Topics - Diode Array
The Diode Array
A diode array consists of a number of photosensitive diodes place side by side and insulated from one another in the form of a multi-layer sandwich. Each diode may be only a few thousands of an inch thick and the output from each diode can be scanned, stored and subsequently processed by a computer in a number of different ways. The common use of a diode array is to monitor light that has passed through a liquid sensor cell as in a multi-wavelength liquid chromatography detector. The light source is usually polychromatic (e.g. light from a deuterium lamp) and after passing through the cell, the light is dispersed by a quartz prism or a diffraction grating onto the surface of the diode array. Thus, each diode will receive light of a slightly different wavelength to that received by its neighbor. Those wavelengths most useful in liquid chromatography range from about 210 nm to 330 nm (i.e. UV light) and, thus, a sufficient number of diodes must be incorporated in the array to (at least) cover this range of wavelengths. Many organic compounds have characteristic spectra in the UV which can be used to help identify the substance passing though the sensor cell. Thus, when a given substance is eluted through the sensor cell, all the outputs from the array can be acquired and the result used to construct an absorption spectra that can be compared with standard spectra for identification purposes.
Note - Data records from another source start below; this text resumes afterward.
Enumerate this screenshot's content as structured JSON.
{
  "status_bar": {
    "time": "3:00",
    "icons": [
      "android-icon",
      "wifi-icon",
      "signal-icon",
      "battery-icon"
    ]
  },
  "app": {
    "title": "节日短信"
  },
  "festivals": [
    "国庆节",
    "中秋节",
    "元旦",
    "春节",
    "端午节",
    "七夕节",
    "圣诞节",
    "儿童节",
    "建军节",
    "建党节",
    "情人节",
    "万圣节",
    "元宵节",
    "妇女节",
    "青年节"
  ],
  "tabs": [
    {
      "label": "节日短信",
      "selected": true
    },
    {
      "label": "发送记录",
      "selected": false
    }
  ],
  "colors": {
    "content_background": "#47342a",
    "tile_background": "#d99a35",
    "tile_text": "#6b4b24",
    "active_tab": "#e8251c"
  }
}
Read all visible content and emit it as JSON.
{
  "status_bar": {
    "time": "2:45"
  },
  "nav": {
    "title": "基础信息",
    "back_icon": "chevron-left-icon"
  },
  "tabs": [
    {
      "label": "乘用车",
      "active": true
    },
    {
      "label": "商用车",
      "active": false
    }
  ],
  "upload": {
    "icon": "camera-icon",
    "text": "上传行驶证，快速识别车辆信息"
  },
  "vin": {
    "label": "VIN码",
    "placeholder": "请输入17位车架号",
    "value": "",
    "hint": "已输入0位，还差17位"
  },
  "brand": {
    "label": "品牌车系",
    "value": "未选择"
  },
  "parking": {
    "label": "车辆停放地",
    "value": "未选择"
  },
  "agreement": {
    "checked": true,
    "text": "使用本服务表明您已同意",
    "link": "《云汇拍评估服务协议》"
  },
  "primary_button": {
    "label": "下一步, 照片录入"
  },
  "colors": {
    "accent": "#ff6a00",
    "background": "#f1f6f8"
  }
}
Alternatively, by selecting the appropriate diode, the wavelength of the light at which there is maximum absorption can be selectively monitored to provide maximum detector sensitivity for that substance.